Reporting from Whistler, Canada — The controversy surrounding the safety of the Olympic sliding track escalated even more Thursday when some of the world's best bobsledders found the track difficult to navigate, leading to at least 11 crashes over two days of training.
Among those was gold-medal favorite Beat Hefti of Switzerland, the top-ranked two-man driver in the world. He was suffering from a severe headache and still needs medical clearance to participate in Saturday's two-man competition. His coach said he plans to take a practice run on Friday.
Meanwhile, the head of the Olympic committee from the Republic of Georgia issued a strong rebuke against the track, saying the responsibility for the accident that killed luger Nodar Kumaritashvili belongs with those who built what's being called the world's fastest track.
"I exclude the possibility that Nodar [Kumaritashvili] was not experienced enough," committee president Giorgi Natsvlishlili said in a televised interview. "From my point of view, the track was at fault."

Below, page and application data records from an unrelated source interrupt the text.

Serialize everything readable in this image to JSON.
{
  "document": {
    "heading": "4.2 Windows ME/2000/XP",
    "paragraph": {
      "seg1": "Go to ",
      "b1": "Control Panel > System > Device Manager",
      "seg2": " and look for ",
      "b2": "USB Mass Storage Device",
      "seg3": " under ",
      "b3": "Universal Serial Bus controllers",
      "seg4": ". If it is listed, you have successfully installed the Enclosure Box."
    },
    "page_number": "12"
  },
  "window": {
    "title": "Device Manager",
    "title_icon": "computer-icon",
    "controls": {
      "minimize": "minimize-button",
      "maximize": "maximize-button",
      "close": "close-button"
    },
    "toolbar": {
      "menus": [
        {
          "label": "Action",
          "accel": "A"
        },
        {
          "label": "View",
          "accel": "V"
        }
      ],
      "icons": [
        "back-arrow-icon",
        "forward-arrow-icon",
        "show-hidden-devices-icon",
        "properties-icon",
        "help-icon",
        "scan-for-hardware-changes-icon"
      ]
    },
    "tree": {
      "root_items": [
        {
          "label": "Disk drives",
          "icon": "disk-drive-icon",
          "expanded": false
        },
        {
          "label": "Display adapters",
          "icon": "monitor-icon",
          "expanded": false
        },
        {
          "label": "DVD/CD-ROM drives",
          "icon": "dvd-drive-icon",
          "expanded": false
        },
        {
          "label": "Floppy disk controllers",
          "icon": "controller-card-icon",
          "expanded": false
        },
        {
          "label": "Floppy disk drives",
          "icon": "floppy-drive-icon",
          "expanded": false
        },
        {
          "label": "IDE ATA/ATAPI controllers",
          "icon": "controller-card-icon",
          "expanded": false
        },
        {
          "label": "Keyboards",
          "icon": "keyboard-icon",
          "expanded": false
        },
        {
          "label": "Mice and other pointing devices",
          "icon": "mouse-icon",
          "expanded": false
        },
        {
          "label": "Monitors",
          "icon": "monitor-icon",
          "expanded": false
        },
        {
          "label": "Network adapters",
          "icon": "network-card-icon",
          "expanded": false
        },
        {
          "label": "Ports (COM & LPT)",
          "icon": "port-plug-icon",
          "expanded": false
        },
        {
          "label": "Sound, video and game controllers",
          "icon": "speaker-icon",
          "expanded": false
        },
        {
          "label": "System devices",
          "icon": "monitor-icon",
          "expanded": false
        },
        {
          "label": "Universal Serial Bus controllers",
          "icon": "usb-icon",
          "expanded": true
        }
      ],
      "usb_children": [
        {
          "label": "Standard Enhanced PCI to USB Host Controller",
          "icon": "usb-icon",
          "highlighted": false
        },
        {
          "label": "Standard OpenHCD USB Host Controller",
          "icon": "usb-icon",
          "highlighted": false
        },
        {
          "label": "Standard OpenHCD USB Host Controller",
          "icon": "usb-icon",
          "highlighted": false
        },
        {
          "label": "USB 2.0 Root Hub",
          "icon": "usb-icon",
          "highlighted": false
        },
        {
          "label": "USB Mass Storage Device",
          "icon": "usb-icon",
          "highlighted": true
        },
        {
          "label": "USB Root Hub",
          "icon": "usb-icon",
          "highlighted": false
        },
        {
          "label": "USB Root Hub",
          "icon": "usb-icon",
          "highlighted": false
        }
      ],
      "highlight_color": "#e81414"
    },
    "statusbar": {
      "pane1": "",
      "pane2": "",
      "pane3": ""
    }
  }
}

Kumaritashvili, 21 and in his second season, was killed within sight of the finish line as he was ejected from the track at nearly 90 mph during the final training run.

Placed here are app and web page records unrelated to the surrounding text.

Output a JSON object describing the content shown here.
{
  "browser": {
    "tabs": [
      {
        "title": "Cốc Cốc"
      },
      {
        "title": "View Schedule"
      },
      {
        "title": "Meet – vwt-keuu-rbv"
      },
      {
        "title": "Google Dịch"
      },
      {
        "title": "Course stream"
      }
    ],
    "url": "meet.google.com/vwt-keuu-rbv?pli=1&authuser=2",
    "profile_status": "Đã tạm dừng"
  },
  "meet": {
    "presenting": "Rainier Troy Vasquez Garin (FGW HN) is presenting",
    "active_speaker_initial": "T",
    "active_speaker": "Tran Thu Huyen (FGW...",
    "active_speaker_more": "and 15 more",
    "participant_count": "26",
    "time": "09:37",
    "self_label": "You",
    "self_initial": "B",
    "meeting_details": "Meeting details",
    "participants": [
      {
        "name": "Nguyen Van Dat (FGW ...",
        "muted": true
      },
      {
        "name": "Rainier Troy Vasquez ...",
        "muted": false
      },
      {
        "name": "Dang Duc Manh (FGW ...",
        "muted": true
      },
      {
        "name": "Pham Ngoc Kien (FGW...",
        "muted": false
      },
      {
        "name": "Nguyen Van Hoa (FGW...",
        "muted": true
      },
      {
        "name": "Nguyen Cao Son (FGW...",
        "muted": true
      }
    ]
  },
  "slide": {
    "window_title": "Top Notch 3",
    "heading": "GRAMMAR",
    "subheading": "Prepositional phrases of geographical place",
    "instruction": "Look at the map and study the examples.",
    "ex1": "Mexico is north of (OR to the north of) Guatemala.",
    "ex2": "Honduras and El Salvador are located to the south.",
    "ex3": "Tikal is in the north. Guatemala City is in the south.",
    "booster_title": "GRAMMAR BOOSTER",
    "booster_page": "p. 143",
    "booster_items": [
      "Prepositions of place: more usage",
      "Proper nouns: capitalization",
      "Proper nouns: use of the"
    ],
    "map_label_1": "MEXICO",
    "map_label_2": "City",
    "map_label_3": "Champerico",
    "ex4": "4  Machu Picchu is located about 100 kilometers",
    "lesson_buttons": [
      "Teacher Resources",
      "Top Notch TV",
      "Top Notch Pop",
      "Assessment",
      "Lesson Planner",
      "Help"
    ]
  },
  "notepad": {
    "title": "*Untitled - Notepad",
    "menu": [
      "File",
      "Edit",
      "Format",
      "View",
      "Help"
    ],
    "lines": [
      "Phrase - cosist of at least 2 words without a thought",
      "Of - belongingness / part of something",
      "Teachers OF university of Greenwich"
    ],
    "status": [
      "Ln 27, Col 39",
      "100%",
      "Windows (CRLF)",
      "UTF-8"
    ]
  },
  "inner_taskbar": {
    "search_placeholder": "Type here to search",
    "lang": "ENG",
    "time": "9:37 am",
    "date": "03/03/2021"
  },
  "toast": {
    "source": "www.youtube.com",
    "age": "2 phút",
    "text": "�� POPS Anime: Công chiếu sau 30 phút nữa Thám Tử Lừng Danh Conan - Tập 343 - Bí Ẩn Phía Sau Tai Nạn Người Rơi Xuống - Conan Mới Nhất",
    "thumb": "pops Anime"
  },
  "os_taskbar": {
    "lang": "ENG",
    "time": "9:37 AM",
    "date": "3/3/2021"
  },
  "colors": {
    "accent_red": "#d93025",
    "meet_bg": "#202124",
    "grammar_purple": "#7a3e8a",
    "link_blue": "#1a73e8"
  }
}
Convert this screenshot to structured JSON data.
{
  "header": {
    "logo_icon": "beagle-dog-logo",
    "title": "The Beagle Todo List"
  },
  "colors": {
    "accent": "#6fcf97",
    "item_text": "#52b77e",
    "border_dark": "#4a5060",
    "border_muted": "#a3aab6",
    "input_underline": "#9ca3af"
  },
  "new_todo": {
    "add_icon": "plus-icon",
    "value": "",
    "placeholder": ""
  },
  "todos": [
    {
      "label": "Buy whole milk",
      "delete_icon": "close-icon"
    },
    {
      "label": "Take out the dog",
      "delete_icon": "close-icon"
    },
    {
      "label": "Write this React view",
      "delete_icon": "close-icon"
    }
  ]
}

Now, one week after his death, the questions far outnumber the answers. Officials from both FIL, the international luge federation, and the Vancouver Olympic organizing committee have closed ranks, insisting the track is safe and blaming pilot error for the crash. The top athletes have largely stayed on message, expressing their sadness and condolences and little more.
But the anger over the track conditions is mounting even as extra training runs are being added by the bobsled federation "out of an abundance of caution." Still, there remains one question that haunts this controversial chute of concrete and ice: Did the desire for speed outweigh the need for safety?
It's a question the luge federation may try to answer. In a statement released Thursday, the FIL said it will gather information and "determine how best to move forward." It plans to make the report public by the end of March.
The concerns over the safety of the track began before Kumaritashvili's death. The slider's father, head of Georgia's luge federation, said his son expressed fear in a phone call just before he died.
And a slider from Venezuela said he sent warning letters to luge officials warning of the dangers after he crashed in training last November and failed to qualify for his third Olympics.
Statistics provided by the track show that in the 30,477 runs of the luge, bobsled and skeleton that occurred prior to the Olympics, there were 340 rollovers that required medical attention. It leads to another question: Is 1% an acceptable level of risk?
Since higher walls were erected in the area of the crash and the start lines were lowered to ratchet down the speeds on the track, the only communication from luge and VANOC officials has been Thursday's statement. Requests to speak with officials have been rejected or ignored.
Natalie Geisenberger of Germany, the women's silver medalist, gave voice to what many people are wondering: "They had to do that one year earlier . . . not when one is dead. It's too late. They are afraid now."
Certainly there were warning signs as the track went from concept to reality.
The building and certification of an Olympic track follows a fairly standard procedure. Once a host city is awarded the Olympics and site is selected for the venue, the process of building a single refrigerated track for luge, bobsled and skeleton begins.
A designer is hired. In the case of six Olympics, that man has been Udo Gurgel, an engineer based in Frankfurt, Germany, whose work must be approved by the two sports federations and members of the Olympic organizing committee. A local contractor translates Gurgel's computer-generated design into a mile-long cement chute.
Construction of the $105-million Whistler track took two years. VANOC announced that each curve and bank was within one to three millimeters of Gurgel's blueprints.
Then came testing in March 2008 by elite athletes of all three disciplines during a certification process called homologation. During more than 200 runs, sliders reached speeds in the low 90s. Tony Bensoof, America's most decorated singles slider, called navigating the track "a handful."
Canada's Jeff Christie, a 2006 Olympian, proclaimed it "a challenging and fast track which is going to test our skills mentally, physically and technologically. Not just for Canada's athletes but for the world's best athletes."
If the word, "dangerous," was spoken, it wasn't for public record.
In approving the track, Walter Plaikner, chairman of the FIL technical committee and Italy's head coach, announced, "There is almost nothing to change."